Information shown -

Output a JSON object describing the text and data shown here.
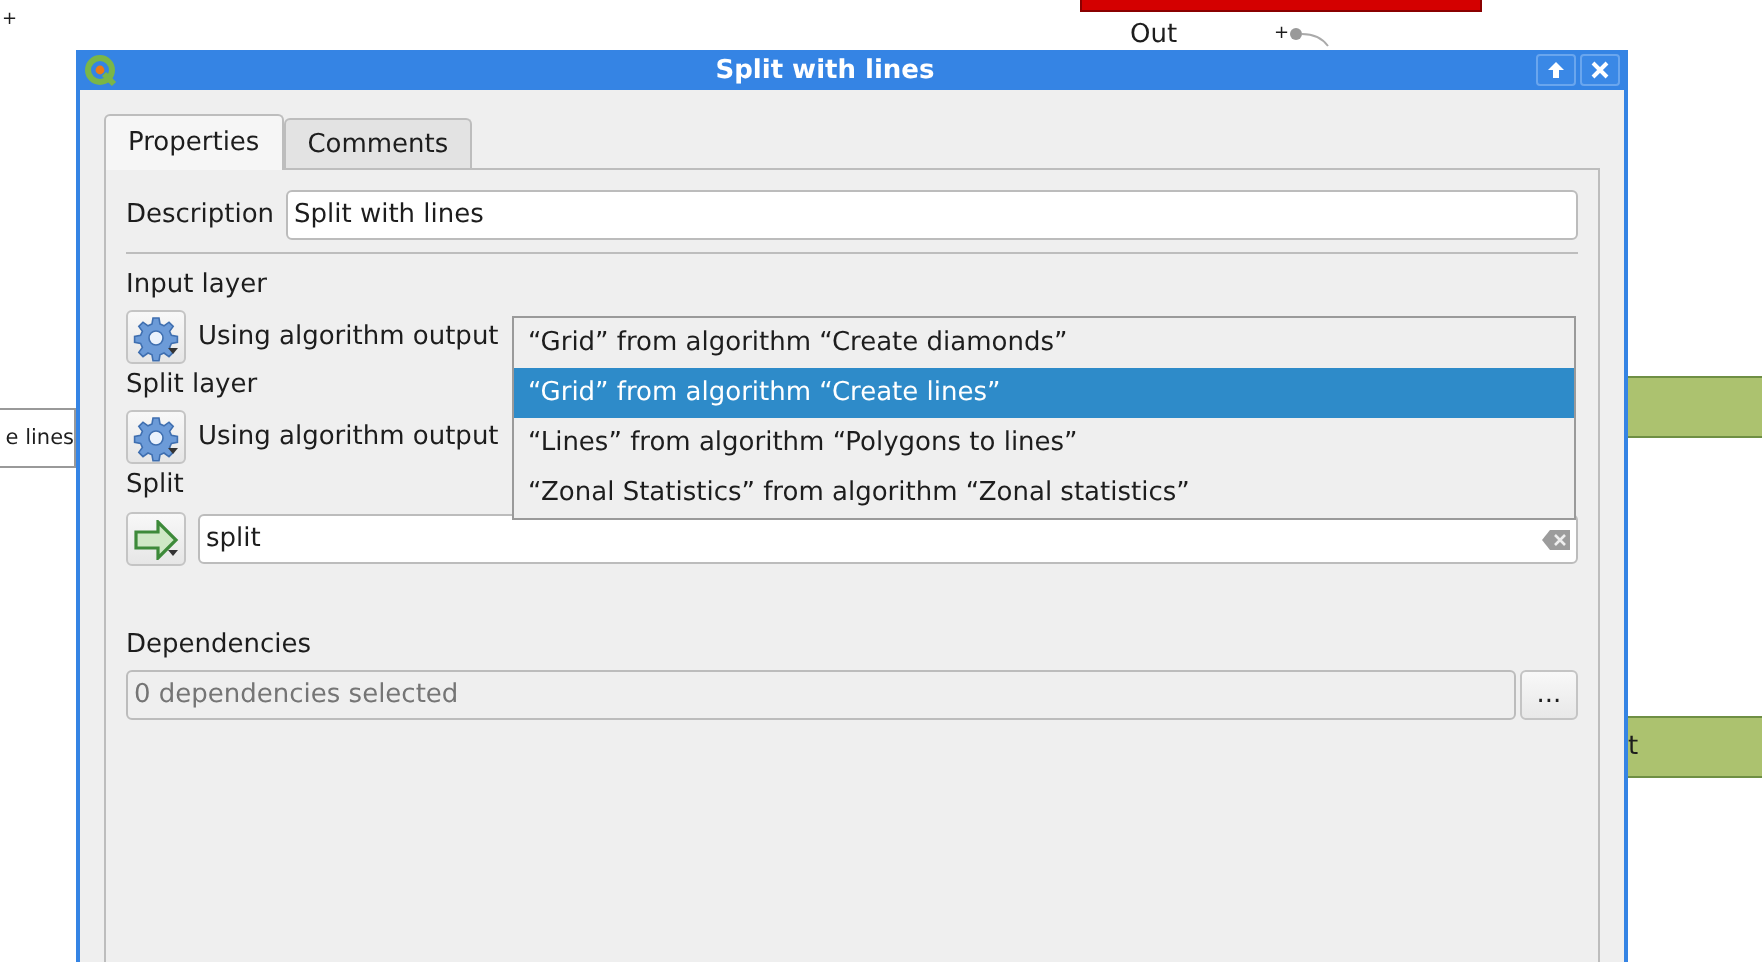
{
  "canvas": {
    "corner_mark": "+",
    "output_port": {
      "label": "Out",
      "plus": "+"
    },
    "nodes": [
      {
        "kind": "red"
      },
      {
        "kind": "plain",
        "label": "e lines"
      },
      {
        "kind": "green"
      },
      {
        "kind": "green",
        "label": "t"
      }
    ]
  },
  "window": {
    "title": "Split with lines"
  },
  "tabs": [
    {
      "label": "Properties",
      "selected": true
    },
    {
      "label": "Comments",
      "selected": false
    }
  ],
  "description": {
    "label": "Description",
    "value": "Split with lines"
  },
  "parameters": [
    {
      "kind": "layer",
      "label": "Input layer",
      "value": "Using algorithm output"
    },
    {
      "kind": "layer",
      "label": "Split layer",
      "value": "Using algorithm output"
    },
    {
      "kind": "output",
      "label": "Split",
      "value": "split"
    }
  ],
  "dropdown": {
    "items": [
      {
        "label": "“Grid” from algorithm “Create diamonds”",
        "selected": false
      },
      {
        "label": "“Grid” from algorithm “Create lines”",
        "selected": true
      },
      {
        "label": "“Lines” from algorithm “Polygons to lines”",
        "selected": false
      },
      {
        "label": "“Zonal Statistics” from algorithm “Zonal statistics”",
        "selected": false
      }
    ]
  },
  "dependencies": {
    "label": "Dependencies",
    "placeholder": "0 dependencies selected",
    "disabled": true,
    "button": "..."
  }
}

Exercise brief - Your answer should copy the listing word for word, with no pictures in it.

Written response -
Output a JSON object describing the text and data shown here.
{
  "canvas": {
    "corner_mark": "+",
    "output_port": {
      "label": "Out",
      "plus": "+"
    },
    "nodes": [
      {
        "kind": "red"
      },
      {
        "kind": "plain",
        "label": "e lines"
      },
      {
        "kind": "green"
      },
      {
        "kind": "green",
        "label": "t"
      }
    ]
  },
  "window": {
    "title": "Split with lines"
  },
  "tabs": [
    {
      "label": "Properties",
      "selected": true
    },
    {
      "label": "Comments",
      "selected": false
    }
  ],
  "description": {
    "label": "Description",
    "value": "Split with lines"
  },
  "parameters": [
    {
      "kind": "layer",
      "label": "Input layer",
      "value": "Using algorithm output"
    },
    {
      "kind": "layer",
      "label": "Split layer",
      "value": "Using algorithm output"
    },
    {
      "kind": "output",
      "label": "Split",
      "value": "split"
    }
  ],
  "dropdown": {
    "items": [
      {
        "label": "“Grid” from algorithm “Create diamonds”",
        "selected": false
      },
      {
        "label": "“Grid” from algorithm “Create lines”",
        "selected": true
      },
      {
        "label": "“Lines” from algorithm “Polygons to lines”",
        "selected": false
      },
      {
        "label": "“Zonal Statistics” from algorithm “Zonal statistics”",
        "selected": false
      }
    ]
  },
  "dependencies": {
    "label": "Dependencies",
    "placeholder": "0 dependencies selected",
    "disabled": true,
    "button": "..."
  }
}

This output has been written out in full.